truly Self Reliant man Thoreau. There was of course so much more, but let us now proceed to examine how Thoreau puts theory into practice. The second sentence of “Resistance to Civil Government” states: ““That government is best which governs not at all;” and when men are prepared for it, that will be the kind of government which they will have.” That is saying two things- that man is capable of self government, and that there is a continuum of growth or evolution which will result in the ultimate end of the necessity for government. Here we have Thoreau’s affirmation of Emerson’s man self-actualized and self reliant, still the critical core component of the satisfactory life. Further along in this same work, Thoreau says “I ask for, not at once no government, but at once a better government.” This is the point at which he captures the attention of men like Gandhi and Martin Luther King, who seeing evil or injustice know that action must be taken, but influenced by the teachings of Jesus, Socrates, and others, do not use evil to overcome evil. Thoreau goes on to say that “it is not desirable to cultivate a respect for the law, so much as for the right.” The satisfactory life of the Self Reliant man places virtue and justice above obedience to man-made laws and governmental structures. So now, the third leg of the satisfactory stool is fashioned by the handyman Thoreau. Speaking of slavery in his home state and country, he blasts “I cannot for an instant recognize that political organization as my government which is the slave’s government also.” Going on he says “I think that it is not too soon for honest men to rebel and revolutionize. What makes this duty the more urgent is the fact, that the country so overrun” (by a foreign government) “is not our own, but ours is the invading army.”
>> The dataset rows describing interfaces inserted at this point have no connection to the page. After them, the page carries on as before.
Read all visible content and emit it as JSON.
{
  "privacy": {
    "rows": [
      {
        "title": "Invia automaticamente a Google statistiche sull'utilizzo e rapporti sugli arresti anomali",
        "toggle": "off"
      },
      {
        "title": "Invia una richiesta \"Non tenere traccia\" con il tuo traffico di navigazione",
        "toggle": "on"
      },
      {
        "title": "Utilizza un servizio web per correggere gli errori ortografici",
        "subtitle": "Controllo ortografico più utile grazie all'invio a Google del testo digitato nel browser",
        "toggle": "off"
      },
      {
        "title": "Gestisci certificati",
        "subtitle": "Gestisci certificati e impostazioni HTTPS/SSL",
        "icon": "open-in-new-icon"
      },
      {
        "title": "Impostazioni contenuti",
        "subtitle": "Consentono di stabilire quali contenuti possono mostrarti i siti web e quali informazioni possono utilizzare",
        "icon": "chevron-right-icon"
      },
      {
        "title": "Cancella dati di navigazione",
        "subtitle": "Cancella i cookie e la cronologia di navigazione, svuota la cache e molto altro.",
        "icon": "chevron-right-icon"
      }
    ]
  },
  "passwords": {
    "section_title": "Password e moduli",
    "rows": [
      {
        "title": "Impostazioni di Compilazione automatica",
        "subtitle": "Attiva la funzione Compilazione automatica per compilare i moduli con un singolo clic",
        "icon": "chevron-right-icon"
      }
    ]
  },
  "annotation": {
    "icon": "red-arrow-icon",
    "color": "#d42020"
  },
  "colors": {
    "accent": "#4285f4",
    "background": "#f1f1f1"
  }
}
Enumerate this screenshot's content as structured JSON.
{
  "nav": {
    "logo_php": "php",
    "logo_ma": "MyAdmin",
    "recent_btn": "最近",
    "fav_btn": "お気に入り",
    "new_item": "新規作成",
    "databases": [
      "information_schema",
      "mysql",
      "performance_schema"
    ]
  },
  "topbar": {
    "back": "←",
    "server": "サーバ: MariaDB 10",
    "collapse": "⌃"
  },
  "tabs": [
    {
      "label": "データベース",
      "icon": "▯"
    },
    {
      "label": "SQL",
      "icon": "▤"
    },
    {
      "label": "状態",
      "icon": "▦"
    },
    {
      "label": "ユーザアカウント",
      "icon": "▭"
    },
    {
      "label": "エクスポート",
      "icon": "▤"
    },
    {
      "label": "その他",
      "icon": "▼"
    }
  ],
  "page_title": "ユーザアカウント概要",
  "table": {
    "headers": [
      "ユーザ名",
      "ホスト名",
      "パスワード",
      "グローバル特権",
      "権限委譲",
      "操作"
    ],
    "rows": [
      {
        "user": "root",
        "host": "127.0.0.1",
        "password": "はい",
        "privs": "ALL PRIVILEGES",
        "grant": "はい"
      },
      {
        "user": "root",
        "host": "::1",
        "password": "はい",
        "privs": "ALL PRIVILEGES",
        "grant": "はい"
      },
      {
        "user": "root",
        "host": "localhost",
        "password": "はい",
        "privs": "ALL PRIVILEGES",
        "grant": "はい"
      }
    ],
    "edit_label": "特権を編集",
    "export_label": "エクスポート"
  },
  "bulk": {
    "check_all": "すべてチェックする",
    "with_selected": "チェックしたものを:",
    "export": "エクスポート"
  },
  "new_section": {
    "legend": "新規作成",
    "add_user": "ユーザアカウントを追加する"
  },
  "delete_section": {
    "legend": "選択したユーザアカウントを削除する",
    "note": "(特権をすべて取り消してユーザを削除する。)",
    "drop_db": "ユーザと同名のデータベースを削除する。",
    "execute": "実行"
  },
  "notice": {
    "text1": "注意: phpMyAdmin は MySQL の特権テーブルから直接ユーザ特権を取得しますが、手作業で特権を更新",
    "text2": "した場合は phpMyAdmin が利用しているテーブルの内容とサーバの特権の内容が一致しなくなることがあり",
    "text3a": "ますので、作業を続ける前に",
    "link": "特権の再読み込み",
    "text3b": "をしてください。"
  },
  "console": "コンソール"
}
The philosophical structure of Emersonian thought is fully articulated by action, “ a wise man will not leave the right to the mercy of chance, nor wish it to prevail through the power of the majority.” So Satisfactory Man is self-governing, placing justice above all, and willing to put his belief into practice, regardless of the cost. But then, the truly sublime statement that in “Resistance to Civil Government” brings philosophical truth into concrete reality is “if one HONEST man, in this State of Massachusetts, ceasing to hold slaves, were actually to withdraw from this copartnership, and be locked up in the county jail therefore, it would be the abolition of slavery in America.” Men like Gandhi and M.L. King took this seriously, as should all.